Excerpts from an interface dataset

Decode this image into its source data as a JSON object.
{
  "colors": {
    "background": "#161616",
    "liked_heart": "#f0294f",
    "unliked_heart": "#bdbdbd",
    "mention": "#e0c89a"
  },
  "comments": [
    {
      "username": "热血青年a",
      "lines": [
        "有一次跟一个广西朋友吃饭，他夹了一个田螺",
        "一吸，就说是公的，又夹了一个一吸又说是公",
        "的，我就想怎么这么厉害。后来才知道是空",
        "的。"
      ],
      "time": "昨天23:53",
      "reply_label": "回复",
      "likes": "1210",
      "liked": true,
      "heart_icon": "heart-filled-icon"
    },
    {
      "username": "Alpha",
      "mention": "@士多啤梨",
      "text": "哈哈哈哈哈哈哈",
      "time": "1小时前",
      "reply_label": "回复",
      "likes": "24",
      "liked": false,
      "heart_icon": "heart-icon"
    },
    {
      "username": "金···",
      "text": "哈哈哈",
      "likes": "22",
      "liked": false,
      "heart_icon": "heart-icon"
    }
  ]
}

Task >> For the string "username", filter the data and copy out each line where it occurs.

Solved problem >>
      "username": "热血青年a",
      "username": "Alpha",
      "username": "金···",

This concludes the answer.